Recovering from a terrible auto accident just before the turn of the millennium, college dropout and hobbyist computer-game programmer Lucien Swenson becomes the caretaker of a house in northern Minnesota. His search will take him to Rose of Sharon, a white supremacist church deep in the wilderness, where a cabal of outcasts await the end of the world at a place they call The Land.
'Hear my tale,' howls Mary Shelley’s monster across a frozen wasteland in Frankenstein ... Lucien’s story, Maltman’s novel (like Shelley’s), is a spiritual quest for meaning, a lamentation on loneliness, and a tense tale of the infectious nature of 'paranoia and fear.' If you ask me, it’s a parable for our time ... The novel is rich with biblical and literary imagery. A few times there’s too much exposition, but Lucien’s search for meaning (and for Maura) quickly moved me beyond those moments ... when I finished reading I was reminded not of Shakespeare, or Shelley, or even the Bible, but of James Joyce. In Joyce’s novella, The Dead, Gabriel, the main character, watches the snow fall outside his window when 'his soul swooned slowly as he heard the snow falling faintly through the universe … upon the living and the dead.'
Thomas Maltman, who has written two critically acclaimed books, uses the months in the runup to Y2K as the setting for The Land, a dark and disturbing novel that is beautifully and fearfully told ... The Land is a marvelous novel, and there is no good place to stop reading it. One is never quite sure at all times if Lucien saw what he says he saw, because he is rarely certain himself. It makes for a haunting work that runs its tendrils across the back of the brain long after the last paragraphs have been consumed.

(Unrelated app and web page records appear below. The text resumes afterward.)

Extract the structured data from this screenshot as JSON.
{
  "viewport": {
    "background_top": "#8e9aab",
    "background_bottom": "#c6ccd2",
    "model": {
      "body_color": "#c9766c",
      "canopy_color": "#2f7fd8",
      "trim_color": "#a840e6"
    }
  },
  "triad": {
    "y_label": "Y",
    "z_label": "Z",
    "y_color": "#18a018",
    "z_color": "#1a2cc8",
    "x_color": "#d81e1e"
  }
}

The prose of this novel is sparse and somewhat conversational, reflecting Lucien’s age and the bleakness of a Minnesota winter. We’re thrown into lengthy descriptions of dated technology and Christian meditation, but as someone unacquainted with either, I found the verbiage easy to navigate. The Land reads quickly, for a time ... The Land spreads itself thin with atmosphere, with paranoia, with characters that float in and out, with mysterious ravens that spill their carnage in the snow. But the plot propels itself, compelling readers to the end. And the discomfort lives on. 1999 was twenty-one years ago, but the threat of white supremacy unfortunately remains.